- Website and app data records
....

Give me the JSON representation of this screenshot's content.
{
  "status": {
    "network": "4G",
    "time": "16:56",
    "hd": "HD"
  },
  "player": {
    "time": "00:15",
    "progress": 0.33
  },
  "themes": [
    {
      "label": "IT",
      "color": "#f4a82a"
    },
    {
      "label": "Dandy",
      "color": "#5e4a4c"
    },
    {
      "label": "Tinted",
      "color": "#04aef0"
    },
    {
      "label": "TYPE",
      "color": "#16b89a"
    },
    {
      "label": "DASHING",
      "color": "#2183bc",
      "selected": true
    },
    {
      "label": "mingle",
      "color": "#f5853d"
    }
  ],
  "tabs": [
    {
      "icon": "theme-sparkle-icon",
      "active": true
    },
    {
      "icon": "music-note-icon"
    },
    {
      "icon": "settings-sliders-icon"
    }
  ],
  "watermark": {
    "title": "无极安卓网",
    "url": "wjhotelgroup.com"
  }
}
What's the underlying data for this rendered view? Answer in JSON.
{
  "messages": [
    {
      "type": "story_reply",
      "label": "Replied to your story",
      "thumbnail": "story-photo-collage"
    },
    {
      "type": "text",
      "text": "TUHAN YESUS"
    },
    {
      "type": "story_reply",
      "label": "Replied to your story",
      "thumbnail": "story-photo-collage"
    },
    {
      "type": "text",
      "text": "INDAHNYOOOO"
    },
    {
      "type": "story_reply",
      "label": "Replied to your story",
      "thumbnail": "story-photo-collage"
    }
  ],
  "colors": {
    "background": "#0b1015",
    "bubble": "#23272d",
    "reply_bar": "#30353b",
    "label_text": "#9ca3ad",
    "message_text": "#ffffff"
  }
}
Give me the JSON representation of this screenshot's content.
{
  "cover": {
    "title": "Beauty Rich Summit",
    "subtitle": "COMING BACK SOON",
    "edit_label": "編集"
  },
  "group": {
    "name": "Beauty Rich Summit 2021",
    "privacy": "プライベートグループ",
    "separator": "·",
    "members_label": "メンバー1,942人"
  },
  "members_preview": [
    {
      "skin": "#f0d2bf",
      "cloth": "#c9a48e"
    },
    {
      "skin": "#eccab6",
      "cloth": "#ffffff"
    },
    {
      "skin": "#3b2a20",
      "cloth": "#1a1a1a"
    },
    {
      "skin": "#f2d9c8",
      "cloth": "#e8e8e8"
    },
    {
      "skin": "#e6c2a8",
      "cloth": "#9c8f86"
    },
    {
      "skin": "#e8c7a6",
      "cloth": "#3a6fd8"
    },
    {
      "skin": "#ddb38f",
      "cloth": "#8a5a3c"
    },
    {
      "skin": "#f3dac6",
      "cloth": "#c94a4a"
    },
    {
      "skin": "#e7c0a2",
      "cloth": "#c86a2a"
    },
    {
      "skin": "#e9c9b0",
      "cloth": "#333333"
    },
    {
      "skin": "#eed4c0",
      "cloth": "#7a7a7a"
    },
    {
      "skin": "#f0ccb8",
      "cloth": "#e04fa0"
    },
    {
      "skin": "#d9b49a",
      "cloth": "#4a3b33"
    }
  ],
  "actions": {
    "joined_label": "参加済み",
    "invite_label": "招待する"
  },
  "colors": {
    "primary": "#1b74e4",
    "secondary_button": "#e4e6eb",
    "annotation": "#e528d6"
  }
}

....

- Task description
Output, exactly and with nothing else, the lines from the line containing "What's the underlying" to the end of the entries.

- Written reply
What's the underlying data for this rendered view? Answer in JSON.
{
  "messages": [
    {
      "type": "story_reply",
      "label": "Replied to your story",
      "thumbnail": "story-photo-collage"
    },
    {
      "type": "text",
      "text": "TUHAN YESUS"
    },
    {
      "type": "story_reply",
      "label": "Replied to your story",
      "thumbnail": "story-photo-collage"
    },
    {
      "type": "text",
      "text": "INDAHNYOOOO"
    },
    {
      "type": "story_reply",
      "label": "Replied to your story",
      "thumbnail": "story-photo-collage"
    }
  ],
  "colors": {
    "background": "#0b1015",
    "bubble": "#23272d",
    "reply_bar": "#30353b",
    "label_text": "#9ca3ad",
    "message_text": "#ffffff"
  }
}
Give me the JSON representation of this screenshot's content.
{
  "cover": {
    "title": "Beauty Rich Summit",
    "subtitle": "COMING BACK SOON",
    "edit_label": "編集"
  },
  "group": {
    "name": "Beauty Rich Summit 2021",
    "privacy": "プライベートグループ",
    "separator": "·",
    "members_label": "メンバー1,942人"
  },
  "members_preview": [
    {
      "skin": "#f0d2bf",
      "cloth": "#c9a48e"
    },
    {
      "skin": "#eccab6",
      "cloth": "#ffffff"
    },
    {
      "skin": "#3b2a20",
      "cloth": "#1a1a1a"
    },
    {
      "skin": "#f2d9c8",
      "cloth": "#e8e8e8"
    },
    {
      "skin": "#e6c2a8",
      "cloth": "#9c8f86"
    },
    {
      "skin": "#e8c7a6",
      "cloth": "#3a6fd8"
    },
    {
      "skin": "#ddb38f",
      "cloth": "#8a5a3c"
    },
    {
      "skin": "#f3dac6",
      "cloth": "#c94a4a"
    },
    {
      "skin": "#e7c0a2",
      "cloth": "#c86a2a"
    },
    {
      "skin": "#e9c9b0",
      "cloth": "#333333"
    },
    {
      "skin": "#eed4c0",
      "cloth": "#7a7a7a"
    },
    {
      "skin": "#f0ccb8",
      "cloth": "#e04fa0"
    },
    {
      "skin": "#d9b49a",
      "cloth": "#4a3b33"
    }
  ],
  "actions": {
    "joined_label": "参加済み",
    "invite_label": "招待する"
  },
  "colors": {
    "primary": "#1b74e4",
    "secondary_button": "#e4e6eb",
    "annotation": "#e528d6"
  }
}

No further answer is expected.